Fact File

Georgia Budget & Policy Institute | August 5, 2014

Georgia’s mid-wage industries comprised 52% of private sector job losses during the Great Recession but only 15% of job gains during the economic recovery.

Georgia Budget & Policy Institute | May 13, 2014

Changes to Georgia's tax laws during the 2014 Legislative Session are estimated to cost local governments over $153 million between FY 2015 and FY 2019.

National Association of Realtors | April 2, 2014

A majority of Americans favor a neighborhood with a mix of houses, stores, and other businesses that are within walking distance, rather than neighborhoods requiring driving between home, work, and recreation.

Southern Education Foundation | October 18, 2013

At 57%, Georgia ranks sixth in the nation for the percentage of public school students that come from low-income households.

Georgia Partnership for Excellence in Education | September 26, 2013

Individuals with a bachelor degree or higher earn 2.6 times more than someone with less than a high school diploma and have an unemployment rate that is significantly lower.

National Association of Counties | August 8, 2013

The estimated costs of the repeal of tax-exempt status on municipal bonds would have cost Georgia taxpayers $12.3 billion between 2003 and 2012.

Urban Land Institute | May 28, 2013

More than half of Americans prefer neighborhoods that are close to shops, have a mix of incomes, and have public transportation.

American Society of Civil Engineers | March 27, 2013

Between now and 2020, the infrastructure investment shortfall in the U.S. will grow to over $1 trillion.

National League of Cities, National Association of Counties & U.S. Conference of Mayors | March 13, 2013

The imposition of a 28% benefit cap on interest income on municipal bonds would have increased costs by over $173 billion since 2003.

Fiscal Research Center, Andrew Young School of Policy Studies, Georgia State University | January 31, 2013

A new report shows that Georgia lost tens of thousands of "prime" or "premium" jobs in the decade from 2000-2009, predating much of the impact of the recession.

Georgia Budget & Policy Institute | November 27, 2012

After reaching a peak of about $55,000 in 2006, Georgia’s median household income in 2011 is virtually the same as it was in 1990, considering inflation.

PlaceEconomics | October 25, 2012

A small building sitting empty for one year in a small-town commercial district will have a negative economic impact of $386,750.

Georgia Budget & Policy Institute | September 26, 2012

To fill Georgia's "jobs deficit" - the combination of jobs previously lost and those that must be created to keep up with population growth - by July 2015, Georgia would need to create 14,000 jobs per month.

Council on Foreign Relations | August 24, 2012

Needed maintenance on the nation's highways and transit systems would require increasing the $48 billion the federal government currently spends annually on capital investments by at least 60%.

American Planning Association | July 13, 2012

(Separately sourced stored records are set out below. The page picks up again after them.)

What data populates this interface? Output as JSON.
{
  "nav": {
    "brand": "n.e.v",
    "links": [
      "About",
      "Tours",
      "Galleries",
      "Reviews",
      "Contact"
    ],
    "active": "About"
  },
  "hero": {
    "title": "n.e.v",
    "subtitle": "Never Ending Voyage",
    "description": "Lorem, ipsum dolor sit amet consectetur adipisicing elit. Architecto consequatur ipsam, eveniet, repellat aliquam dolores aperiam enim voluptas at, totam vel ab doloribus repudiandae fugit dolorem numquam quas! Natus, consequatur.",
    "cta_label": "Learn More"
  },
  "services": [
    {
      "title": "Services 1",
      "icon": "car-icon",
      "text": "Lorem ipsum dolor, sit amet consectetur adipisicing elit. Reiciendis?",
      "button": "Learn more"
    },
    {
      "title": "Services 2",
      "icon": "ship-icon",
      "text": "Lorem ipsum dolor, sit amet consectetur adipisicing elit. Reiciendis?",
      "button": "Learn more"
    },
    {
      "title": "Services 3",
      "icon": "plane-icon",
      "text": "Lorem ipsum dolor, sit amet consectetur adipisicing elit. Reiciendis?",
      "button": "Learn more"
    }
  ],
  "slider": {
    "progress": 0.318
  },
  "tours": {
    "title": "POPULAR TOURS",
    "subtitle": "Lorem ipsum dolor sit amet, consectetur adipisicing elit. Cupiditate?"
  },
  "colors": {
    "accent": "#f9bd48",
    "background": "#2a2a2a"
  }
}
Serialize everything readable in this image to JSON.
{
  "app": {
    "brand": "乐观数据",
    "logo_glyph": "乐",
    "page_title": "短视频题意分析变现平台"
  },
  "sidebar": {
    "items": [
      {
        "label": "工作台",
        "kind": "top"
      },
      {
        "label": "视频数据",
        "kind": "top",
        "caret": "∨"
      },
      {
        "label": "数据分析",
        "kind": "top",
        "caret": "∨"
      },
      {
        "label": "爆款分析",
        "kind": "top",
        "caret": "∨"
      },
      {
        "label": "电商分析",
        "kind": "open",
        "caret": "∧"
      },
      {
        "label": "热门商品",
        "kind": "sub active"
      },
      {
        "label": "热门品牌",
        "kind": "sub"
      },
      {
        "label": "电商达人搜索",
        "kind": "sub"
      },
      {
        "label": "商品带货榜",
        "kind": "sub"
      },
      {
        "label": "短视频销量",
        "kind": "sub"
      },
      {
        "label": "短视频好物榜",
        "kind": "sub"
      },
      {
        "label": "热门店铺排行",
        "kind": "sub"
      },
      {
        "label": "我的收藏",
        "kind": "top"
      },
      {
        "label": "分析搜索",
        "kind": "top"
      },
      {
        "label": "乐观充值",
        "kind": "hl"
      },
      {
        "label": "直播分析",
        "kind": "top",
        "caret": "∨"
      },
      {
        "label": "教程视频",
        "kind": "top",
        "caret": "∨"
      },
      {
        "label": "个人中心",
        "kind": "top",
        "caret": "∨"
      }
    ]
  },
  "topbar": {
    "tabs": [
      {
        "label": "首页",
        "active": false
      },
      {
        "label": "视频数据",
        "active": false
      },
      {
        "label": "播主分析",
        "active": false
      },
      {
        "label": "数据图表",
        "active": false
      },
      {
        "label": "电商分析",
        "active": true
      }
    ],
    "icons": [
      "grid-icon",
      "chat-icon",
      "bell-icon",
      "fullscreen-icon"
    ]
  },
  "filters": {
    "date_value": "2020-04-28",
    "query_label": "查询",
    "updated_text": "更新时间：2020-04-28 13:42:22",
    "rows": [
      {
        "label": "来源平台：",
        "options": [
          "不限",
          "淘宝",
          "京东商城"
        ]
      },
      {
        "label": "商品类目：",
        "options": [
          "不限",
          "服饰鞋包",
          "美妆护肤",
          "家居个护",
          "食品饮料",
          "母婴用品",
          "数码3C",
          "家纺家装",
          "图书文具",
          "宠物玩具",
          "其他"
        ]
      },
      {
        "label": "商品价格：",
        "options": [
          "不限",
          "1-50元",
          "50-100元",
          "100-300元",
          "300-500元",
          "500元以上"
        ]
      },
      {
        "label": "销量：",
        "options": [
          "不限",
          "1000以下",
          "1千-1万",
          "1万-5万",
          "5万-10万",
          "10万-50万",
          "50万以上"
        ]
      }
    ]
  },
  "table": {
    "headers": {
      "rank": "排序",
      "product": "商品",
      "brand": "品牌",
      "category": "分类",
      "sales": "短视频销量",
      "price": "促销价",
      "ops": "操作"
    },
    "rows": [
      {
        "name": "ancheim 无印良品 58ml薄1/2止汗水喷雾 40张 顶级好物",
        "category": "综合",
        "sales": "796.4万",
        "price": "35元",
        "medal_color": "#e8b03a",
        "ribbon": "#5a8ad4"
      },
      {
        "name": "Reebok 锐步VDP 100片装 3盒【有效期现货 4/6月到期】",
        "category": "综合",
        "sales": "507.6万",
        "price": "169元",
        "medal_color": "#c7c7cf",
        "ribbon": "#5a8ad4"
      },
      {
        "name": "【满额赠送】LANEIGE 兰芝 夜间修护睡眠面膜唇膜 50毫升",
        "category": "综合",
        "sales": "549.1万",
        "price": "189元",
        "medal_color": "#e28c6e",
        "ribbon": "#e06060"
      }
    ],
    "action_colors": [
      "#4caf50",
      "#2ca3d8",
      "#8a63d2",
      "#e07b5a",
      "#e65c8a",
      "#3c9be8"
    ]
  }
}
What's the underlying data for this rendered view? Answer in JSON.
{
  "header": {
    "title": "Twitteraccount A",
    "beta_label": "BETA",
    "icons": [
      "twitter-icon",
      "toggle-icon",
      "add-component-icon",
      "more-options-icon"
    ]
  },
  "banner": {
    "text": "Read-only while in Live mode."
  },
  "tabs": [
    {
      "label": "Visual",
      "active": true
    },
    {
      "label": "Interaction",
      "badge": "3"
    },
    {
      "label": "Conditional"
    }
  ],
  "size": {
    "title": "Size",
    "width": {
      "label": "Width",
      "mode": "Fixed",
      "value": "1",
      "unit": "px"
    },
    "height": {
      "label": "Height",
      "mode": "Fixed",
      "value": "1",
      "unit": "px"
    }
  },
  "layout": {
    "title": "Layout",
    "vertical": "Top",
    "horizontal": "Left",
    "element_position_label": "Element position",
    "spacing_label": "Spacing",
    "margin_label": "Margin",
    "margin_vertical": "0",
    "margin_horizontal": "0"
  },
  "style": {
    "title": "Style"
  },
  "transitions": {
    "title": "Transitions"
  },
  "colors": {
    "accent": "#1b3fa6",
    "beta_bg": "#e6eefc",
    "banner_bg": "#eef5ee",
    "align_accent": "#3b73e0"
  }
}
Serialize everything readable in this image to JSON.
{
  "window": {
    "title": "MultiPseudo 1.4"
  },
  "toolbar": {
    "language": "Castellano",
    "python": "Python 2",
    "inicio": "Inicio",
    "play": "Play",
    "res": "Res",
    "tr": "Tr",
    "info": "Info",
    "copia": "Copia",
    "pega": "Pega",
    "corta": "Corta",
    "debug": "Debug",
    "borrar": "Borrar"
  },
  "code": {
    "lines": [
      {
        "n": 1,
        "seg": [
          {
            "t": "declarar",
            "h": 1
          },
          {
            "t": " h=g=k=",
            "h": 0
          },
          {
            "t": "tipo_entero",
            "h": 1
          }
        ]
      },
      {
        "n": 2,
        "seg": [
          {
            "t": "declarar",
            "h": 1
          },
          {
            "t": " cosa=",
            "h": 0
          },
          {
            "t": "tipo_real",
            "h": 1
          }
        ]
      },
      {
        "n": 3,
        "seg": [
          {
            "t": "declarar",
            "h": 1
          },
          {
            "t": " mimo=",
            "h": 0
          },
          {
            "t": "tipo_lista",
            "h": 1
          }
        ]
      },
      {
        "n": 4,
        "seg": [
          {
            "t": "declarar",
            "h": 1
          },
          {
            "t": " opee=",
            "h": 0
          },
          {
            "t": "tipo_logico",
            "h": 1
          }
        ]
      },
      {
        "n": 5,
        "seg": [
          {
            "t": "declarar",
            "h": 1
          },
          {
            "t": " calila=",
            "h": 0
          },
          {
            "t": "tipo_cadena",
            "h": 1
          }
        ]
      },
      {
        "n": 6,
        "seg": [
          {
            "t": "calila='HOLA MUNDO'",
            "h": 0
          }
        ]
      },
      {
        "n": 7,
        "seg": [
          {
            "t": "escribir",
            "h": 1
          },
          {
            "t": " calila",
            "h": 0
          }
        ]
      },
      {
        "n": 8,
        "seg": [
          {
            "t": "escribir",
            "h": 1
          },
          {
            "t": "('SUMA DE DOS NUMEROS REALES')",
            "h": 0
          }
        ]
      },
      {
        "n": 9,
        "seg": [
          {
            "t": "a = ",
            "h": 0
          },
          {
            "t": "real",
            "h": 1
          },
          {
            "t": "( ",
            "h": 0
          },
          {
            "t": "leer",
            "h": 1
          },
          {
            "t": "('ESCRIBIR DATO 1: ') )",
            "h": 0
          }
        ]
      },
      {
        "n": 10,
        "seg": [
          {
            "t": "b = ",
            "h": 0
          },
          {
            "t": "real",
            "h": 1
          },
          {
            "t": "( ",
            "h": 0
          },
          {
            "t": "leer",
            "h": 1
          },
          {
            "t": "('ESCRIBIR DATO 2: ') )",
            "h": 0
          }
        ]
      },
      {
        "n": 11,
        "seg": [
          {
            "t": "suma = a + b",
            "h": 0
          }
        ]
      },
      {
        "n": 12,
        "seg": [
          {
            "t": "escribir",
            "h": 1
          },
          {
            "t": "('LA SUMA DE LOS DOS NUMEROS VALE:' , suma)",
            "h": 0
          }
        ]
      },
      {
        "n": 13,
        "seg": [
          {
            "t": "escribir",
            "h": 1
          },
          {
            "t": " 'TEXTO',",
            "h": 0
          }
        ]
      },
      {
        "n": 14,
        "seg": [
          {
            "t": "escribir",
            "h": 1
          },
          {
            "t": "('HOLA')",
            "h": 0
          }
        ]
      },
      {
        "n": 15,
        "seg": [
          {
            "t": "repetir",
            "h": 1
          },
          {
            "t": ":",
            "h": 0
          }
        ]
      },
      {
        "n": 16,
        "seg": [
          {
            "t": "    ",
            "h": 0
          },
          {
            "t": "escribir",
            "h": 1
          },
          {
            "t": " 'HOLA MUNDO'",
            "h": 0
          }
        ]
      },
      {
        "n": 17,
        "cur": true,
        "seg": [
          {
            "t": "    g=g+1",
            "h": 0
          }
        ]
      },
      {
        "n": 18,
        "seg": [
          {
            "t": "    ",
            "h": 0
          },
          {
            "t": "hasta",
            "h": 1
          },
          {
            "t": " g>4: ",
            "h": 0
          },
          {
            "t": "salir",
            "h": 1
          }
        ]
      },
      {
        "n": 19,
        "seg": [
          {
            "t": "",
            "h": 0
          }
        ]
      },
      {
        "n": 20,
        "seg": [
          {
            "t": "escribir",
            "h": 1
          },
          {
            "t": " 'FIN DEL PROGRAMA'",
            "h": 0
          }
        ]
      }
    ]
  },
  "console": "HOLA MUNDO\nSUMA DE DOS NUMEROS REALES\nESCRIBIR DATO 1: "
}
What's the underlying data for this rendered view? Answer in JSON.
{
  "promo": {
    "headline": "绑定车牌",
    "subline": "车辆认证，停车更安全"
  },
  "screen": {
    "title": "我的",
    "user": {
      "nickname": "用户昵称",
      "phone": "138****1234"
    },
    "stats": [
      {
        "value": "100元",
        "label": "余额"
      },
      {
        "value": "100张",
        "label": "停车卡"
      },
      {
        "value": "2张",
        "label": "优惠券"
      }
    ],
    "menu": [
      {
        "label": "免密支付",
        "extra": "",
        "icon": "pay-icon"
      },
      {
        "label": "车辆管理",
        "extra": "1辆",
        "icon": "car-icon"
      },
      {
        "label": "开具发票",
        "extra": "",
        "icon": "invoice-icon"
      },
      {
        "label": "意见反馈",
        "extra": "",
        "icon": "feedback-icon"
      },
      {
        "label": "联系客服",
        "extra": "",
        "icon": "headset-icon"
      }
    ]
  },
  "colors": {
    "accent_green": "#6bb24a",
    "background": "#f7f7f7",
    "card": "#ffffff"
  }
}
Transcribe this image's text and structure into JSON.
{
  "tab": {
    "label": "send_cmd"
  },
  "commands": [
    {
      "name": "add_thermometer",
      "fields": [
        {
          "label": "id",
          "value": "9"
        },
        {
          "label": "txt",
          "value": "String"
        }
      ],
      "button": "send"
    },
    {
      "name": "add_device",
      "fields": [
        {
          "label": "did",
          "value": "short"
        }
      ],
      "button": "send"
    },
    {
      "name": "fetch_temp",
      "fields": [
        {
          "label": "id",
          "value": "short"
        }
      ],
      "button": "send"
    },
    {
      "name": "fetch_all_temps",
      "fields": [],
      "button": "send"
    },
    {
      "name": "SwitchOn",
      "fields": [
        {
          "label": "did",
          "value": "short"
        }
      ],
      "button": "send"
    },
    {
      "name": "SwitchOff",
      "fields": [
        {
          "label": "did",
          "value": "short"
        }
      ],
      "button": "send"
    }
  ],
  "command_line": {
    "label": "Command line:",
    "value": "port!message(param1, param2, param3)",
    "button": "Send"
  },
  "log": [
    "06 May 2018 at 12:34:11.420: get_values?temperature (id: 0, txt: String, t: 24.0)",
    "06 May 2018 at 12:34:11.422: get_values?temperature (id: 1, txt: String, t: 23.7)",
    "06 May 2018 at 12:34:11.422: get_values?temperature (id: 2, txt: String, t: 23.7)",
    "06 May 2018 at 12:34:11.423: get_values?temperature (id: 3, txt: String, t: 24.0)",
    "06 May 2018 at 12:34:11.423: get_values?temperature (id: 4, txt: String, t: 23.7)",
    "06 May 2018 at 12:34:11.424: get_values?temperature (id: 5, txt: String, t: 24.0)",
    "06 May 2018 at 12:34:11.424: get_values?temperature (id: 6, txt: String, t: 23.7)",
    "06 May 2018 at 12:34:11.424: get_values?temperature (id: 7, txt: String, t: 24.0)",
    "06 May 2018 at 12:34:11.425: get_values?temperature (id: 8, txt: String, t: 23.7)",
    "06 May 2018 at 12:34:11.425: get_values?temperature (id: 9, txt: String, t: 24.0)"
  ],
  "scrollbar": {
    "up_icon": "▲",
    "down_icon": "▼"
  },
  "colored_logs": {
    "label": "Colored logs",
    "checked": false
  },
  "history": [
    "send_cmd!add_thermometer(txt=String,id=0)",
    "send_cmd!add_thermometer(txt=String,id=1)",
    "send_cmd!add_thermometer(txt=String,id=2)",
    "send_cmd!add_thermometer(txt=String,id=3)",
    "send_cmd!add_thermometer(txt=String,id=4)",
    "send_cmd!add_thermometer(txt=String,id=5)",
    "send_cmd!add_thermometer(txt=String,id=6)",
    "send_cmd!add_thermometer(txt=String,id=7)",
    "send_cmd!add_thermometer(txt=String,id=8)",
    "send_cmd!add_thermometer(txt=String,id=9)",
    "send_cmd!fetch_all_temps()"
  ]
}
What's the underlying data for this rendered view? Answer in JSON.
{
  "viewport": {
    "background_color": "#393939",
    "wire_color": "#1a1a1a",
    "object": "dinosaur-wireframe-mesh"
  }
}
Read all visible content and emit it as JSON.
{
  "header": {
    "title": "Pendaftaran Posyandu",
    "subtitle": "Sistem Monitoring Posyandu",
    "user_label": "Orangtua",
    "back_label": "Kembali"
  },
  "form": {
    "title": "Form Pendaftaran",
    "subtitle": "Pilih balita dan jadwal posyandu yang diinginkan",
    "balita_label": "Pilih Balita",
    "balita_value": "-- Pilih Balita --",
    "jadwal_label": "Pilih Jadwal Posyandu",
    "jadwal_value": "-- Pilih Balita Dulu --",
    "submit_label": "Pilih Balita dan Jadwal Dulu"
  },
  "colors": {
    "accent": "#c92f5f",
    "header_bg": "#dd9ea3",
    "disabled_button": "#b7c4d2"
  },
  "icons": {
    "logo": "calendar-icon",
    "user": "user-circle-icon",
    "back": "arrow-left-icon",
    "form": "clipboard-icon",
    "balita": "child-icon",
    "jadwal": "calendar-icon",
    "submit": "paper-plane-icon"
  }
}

A recent American Planning Association poll found that two-thirds of Americans believe their community needs more planning to promote economic recovery.

Knight Foundation | May 31, 2012

A Knight Foundation report finds that KaBOOM! projects help volunteers and local organizations cultivate the skills, confidence and inspiration to get more involved in their communities.

Pew Center for the States | April 27, 2012

Georgia grouped among 26 states that fail to measure whether business tax credits, exemptions, and deductions deliver what is promised.

U.S. Treasury Department | March 23, 2012

Nearly 90 percent of the jobs in the sectors that benefit most from infrastructure spending are middle-class jobs.

U.S. Conference of Mayors | February 29, 2012

The recovery is very uneven across US regions, with the southeastern and southwestern metros, who were most affected by the housing bubble, looking ahead to years of recovery.

Building America's Future | August 16, 2011

U.S. infrastructure has fallen from first place in the World Economic Forum's 2005 economic competitiveness ranking to number 15 today.

American Society of Civil Engineers | July 27, 2011

Deteriorating surface transportation infrastructure will cost the American economy more than 870,000 jobs, and suppress the growth of the country's Gross Domestic Product by $3.1 trillion by 2020.